All right, here's another version of
Happy Birthday, a little bit fancier, this
time in the key of C.
Even though most Happy Birthdays tend to
be fairly atonal Shern Burgin,
kind of affairs.
This is, [COUGH] a chance in case more
people have a voice in C, or
if that's more in their range they can do
it in C as opposed to G.
So, the melody's all still there.
This isn't a bad idea if you know a tune
in, in G, try it in C.
It works pretty nicely for Happy Birthday.
So you're doing a quarter note.
you're filling the space by doing two
Bring the thumb to the second string.
On the second string first fret.
And then a little bluegrass in G,
little two to three slide forward roll.
catch that pinch in measure five, with the
index and middle.
then I use the ring on the fourth fret of
then the pinch with the middle and thumb.
And you're getting a G ninth chord here.
You, it start with the melody on the
second fret of the third string.
I'll use the mid, middle finger.
Add the ring on the third fret of the
This is sort of a Reno quarter note and
two forward rolls deal with no fifth
Don Reno would do a lot of this
sort of thing.
If you're just fretting the third fret
of the fourth string.
That gives you a G seventh.
If you add the second fret of the third
That gives you a G.
G ninth cord.
Bill Keith is the one that really brought
the G ninth into Bluegrass.
Or the ninth cord in general.
Because he was a plectrum banjo player and
knew a lot of cords.
And when he started playing Bluegrass in
the early 60's.
It was actually a little bit later on,
mid 60's he started to throw that ninth
But the ninth cord is the combination of
the flatted seventh,
which in this case is the third fret of
the fourth string.
And the ninth note of the scale which is
the same as the second note of the scale.
In this case, do re, G's on the third
second fret of the third string is the
Do re mi fa so la ti do.
Do re, one, two, there's the second note
of the scale which is again the same
as the ninth note of the scale.
And when you say a G ninth chord it
implies the ninth plus the flatted
This is just the way it works.
I've got a two-zero pull off.
I'm using the ring.
Real good snab.
It's right on the first string.
There's no other string to get in the way.
The note you pull off.
To should be as strong as the one you're
Back to C and
I bring the thumb over to the second
string cuz it's just a little bit
Two forward rolls.
Thumb, thumb, thumb.
And I'm using the pinky on
the fourth fret of the fourth string right
That's a Scruggsy kinda deal.
I'm sliding middle finger three to five,
you're going up to the barred C position
you're only using the first two fret,
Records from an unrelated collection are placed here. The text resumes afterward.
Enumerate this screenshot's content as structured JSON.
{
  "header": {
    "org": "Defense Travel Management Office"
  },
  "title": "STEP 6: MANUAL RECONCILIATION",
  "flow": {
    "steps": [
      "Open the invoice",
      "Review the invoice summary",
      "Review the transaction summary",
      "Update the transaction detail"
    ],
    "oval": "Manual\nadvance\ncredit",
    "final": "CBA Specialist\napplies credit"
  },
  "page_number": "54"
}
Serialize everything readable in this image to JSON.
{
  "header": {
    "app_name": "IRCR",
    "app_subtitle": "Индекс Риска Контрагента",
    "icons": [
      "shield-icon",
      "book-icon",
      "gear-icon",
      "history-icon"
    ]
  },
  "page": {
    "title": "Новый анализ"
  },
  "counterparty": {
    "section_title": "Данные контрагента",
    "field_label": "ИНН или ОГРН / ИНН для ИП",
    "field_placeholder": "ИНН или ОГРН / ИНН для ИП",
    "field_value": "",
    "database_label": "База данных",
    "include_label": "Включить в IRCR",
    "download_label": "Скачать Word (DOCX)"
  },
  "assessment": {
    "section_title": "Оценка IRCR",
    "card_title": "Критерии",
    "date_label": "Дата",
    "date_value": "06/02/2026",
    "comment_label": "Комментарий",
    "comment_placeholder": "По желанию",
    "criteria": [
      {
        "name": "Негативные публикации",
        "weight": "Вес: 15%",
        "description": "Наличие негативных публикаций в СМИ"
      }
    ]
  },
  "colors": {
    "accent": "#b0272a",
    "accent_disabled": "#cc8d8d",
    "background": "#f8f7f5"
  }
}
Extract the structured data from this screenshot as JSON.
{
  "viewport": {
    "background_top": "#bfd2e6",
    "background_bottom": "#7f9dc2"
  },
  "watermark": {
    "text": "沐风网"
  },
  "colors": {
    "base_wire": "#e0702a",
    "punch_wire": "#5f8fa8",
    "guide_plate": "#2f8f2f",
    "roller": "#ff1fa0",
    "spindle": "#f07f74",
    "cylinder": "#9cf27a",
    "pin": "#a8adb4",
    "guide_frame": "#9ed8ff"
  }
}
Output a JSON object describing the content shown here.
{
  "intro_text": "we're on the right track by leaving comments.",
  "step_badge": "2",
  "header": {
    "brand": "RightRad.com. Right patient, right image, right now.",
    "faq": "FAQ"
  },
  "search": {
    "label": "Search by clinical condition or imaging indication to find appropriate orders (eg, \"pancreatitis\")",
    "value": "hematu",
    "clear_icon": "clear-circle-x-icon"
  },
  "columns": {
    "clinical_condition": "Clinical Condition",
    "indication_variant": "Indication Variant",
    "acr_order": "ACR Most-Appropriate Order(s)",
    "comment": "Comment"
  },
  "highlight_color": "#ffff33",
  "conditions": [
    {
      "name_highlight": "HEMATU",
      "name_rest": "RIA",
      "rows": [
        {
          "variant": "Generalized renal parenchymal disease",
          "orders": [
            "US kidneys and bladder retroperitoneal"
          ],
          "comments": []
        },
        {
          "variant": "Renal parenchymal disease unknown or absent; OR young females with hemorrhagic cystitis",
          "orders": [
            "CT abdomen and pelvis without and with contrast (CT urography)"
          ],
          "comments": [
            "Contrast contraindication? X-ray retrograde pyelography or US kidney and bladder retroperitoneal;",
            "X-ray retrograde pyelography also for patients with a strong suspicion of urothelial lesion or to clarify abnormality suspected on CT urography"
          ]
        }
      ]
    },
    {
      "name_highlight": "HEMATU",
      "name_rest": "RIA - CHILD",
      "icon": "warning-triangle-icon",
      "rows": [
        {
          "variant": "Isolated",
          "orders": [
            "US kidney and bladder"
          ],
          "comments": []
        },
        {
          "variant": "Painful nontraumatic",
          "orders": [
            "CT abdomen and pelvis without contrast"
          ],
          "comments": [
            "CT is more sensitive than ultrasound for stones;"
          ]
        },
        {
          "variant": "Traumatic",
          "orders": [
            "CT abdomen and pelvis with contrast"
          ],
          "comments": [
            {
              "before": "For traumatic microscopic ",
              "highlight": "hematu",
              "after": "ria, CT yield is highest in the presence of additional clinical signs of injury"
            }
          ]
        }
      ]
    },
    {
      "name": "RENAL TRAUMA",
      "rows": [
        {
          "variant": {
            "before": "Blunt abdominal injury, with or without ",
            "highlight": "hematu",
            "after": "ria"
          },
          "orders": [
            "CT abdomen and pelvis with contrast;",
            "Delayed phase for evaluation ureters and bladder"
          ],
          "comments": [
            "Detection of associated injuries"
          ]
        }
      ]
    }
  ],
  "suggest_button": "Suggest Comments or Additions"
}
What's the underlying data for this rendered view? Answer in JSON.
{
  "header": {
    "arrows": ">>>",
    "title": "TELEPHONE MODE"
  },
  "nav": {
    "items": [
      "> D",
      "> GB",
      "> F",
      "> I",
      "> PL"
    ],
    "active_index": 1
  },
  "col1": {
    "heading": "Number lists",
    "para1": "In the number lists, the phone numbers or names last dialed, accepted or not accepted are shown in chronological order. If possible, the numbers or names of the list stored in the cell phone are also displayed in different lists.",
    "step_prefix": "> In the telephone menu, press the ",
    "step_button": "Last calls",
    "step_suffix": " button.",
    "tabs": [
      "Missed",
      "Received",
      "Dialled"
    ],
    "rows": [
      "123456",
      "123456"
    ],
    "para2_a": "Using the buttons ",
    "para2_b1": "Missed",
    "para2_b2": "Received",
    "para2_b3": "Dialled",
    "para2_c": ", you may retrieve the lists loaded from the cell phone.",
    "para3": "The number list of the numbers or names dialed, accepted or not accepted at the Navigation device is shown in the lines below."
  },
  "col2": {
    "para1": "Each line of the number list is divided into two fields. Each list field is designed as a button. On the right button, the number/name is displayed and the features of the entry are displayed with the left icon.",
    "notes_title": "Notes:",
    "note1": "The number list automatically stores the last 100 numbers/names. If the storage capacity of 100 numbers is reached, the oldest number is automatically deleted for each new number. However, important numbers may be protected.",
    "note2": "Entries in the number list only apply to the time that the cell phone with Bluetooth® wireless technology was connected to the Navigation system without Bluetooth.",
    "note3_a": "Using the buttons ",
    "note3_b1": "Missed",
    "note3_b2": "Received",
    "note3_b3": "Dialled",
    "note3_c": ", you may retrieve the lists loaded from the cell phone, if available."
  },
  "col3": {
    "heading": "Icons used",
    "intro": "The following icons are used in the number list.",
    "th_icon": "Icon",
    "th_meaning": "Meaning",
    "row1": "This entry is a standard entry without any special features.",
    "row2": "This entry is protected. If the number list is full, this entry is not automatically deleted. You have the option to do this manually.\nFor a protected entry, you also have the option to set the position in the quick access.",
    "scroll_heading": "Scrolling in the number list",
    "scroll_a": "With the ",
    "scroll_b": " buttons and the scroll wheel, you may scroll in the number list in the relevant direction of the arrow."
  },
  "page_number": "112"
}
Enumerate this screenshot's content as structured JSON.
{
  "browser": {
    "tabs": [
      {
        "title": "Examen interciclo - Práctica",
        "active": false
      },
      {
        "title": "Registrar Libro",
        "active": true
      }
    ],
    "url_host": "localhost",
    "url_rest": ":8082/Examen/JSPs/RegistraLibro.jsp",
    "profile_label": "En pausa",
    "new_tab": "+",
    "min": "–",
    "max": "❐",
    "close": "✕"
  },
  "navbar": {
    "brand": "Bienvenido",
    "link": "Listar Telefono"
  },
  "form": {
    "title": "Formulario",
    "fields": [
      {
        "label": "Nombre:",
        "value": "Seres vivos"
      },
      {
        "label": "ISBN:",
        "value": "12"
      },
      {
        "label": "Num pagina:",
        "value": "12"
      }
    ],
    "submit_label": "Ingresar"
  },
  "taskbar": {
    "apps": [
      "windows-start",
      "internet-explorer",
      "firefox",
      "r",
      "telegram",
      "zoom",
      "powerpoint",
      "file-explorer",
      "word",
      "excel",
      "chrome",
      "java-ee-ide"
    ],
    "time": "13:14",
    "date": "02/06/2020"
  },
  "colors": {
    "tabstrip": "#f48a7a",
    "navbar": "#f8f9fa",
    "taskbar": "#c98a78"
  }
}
first two strings thereof.
what Earl probably does is hit with the
index in the right hand.
And then bring the thumb across.
like the Foggy Mountain Break Down role
except with a C slide.
Slide to the middle finger, add the ring.
And then measure 11.
I'm riding three to, a five to three slide
it's not exact, you're not exactly sliding
to three, you're just kind of throwing it
And you're, you've got the middle finger
here in the left hand.
And then hit, it's really you're playing
against an F chord.
But the, the melody's on the open second
string, so I'm just fretting the pinkie on
the third fret of the first string.
And then I go to an F chord on the first
The F position F chord, add the middle on
the second fret of the third,
forward roll to the index on the first
fret of the second string.
then I go to an F minor chord, just cuz I
needed to get fancy here on the C version.
And so here's the F.
to get the minor chord you take a regular
triad, a regular chord.
Do, re, mi.
And then flat that.
One, two, three,
flat the first note of the scale.
Which is the first fret of the third
Back to C.
then the bottom part of an F chord with an
open first string, cuz you don't need it.
right now you're left with the D seventh
position out of your F chord.
And I move the middle down one fret to a
So the whole thing put together slowly is.
All right, there's the fancier in C Happy
Enjoy and use often as the years roll on.